Through May 28. Bortolami, 55 Walker Street, Manhattan; 212-727-2050, bortolamigallery.com.
In the early 2000s, the influential and anarchy-flirting IRAK graffiti crew courted stylistic innovation and nihilism in equal measure (the name comes from “racking,” or shoplifting), becoming a lodestar in New York City street culture and a locus point of a wilder version of the city that has by now been mostly smoothed over. Its members and associates have either moved on to respectable art careers (Ryan McGinley, Dan Colen), or self-destructed (Dash Snow, who died at age 27).
For the last few years, Kunle Martins, who founded and led the cohort, has moved away from tagging, making delicate graphite and charcoal portraits of friends, often on found cardboard, creating an intimate assembly of a downtown demimonde.
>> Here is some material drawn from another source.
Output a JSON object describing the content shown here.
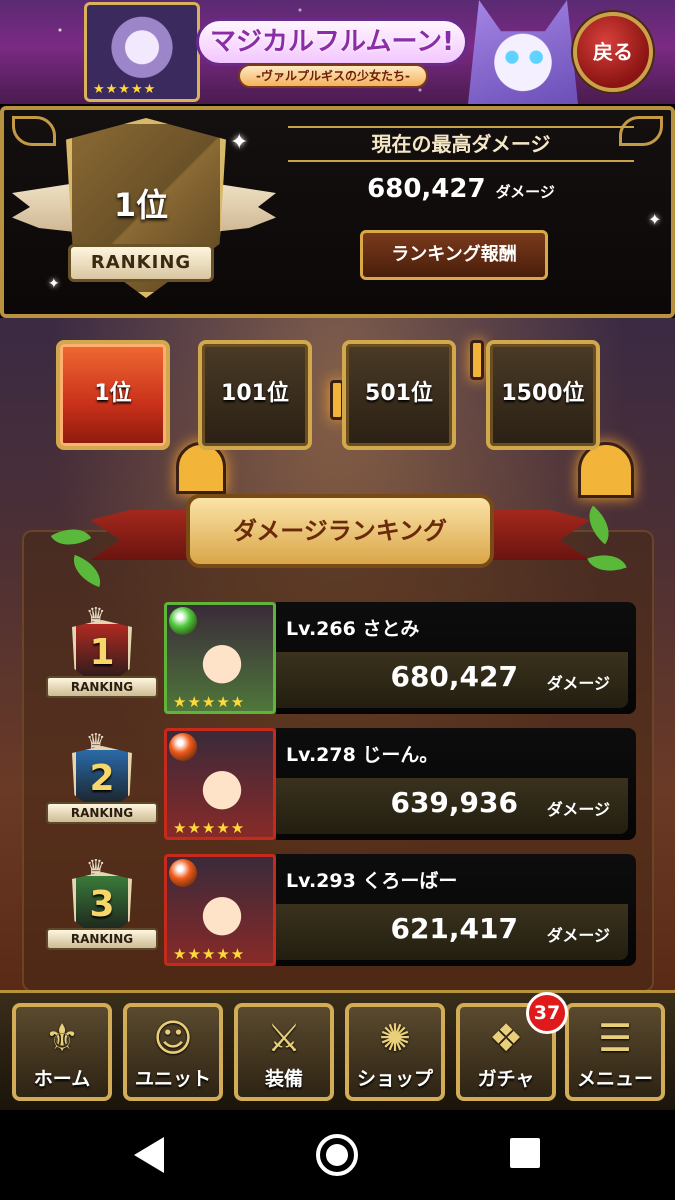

For his new show, “S3ND NUD3S,” Martins requested nude selfies from his friends, the most modern mediation of self-portraiture, which he translated into tender evocations, attentive but unidealized, like an especially faithful frottage, or a Tom of Finland given a cold shower. Here they’re life-size or blown out, their rubbed likenesses vibrating between starkness and a half-remembered dream.
The humbleness of the cardboard, sometimes collaged into a larger plane, recalls the assemblages of Ray Johnson, who favored dry cleaning inserts, and Kurt Schwitters, whose radical creative freedom found beauty in trash. That material also returns them, spiritually, to graffiti — making what’s ignored visible, and connecting his subjects — Colen, Jack Pierson, a pregnant Chloë Sevigny — both to the grit of street life and the fleeting nature of the city itself. MAX LAKIN
Through May 29. Mitchell-Innes & Nash, 534 West 26th Street, Manhattan; 212-744-7400, miandn.com.
Each of the 12 large-scale paintings in Keltie Ferris’s exhibition “FEEEEELING” is set within a handmade frame, and all of them were made in the past year. Considered together, the paintings act as an inventory of the innovative techniques the artist has used over the past decade. A series of looping monochrome compositions made with graphite give way to compact geometric assemblages, which are interspersed with multilayered paintings made by imprinting canvas onto canvas. This is Ferris’s trip down memory lane, but the works still feel fresh. Drawn directly onto the Sheetrock that spans the gallery’s back wall is a new site-specific drawing, “Xstatic Being Xstatic” (2021). Read this as an index to Ferris’s entire practice. Made with graphite, its dense conglomerations of curves and straight lines are replete with smudges, clues that prove that learning the artist’s process is integral to appreciating the final product.
Ferris’s paean to the transportive possibilities offered by drawing — what Paul Klee called “taking a line for a walk” — showcases how a sense of movement can be conveyed through artistic restraint. Rejecting a hard disciplinary line between drawing and painting, Ferris revels in that more exhilarating space that emerges between mediums, which allows instinct and intuition to take the lead. “S=t=r=e=a=m=s” (2020-21) highlights the thrill of this intermediate zone, its lurid combination of electric blue and bright red paint layered with sculptural thickness and an array of brush strokes that alternate hard-edge geometric forms against a gridded background. Variations of these gestural abstractions crop up across the exhibition, each painting bearing a loose but decisive inheritance to post-1980s German and American abstraction, which still excites because it did away with abstraction’s stodgiest rules. Ferris’s ingeniousness, however, is more of a self-critical expansion of his own techniques than a gaze back at the canon, making his style resolutely one of a kind. TAUSIF NOOR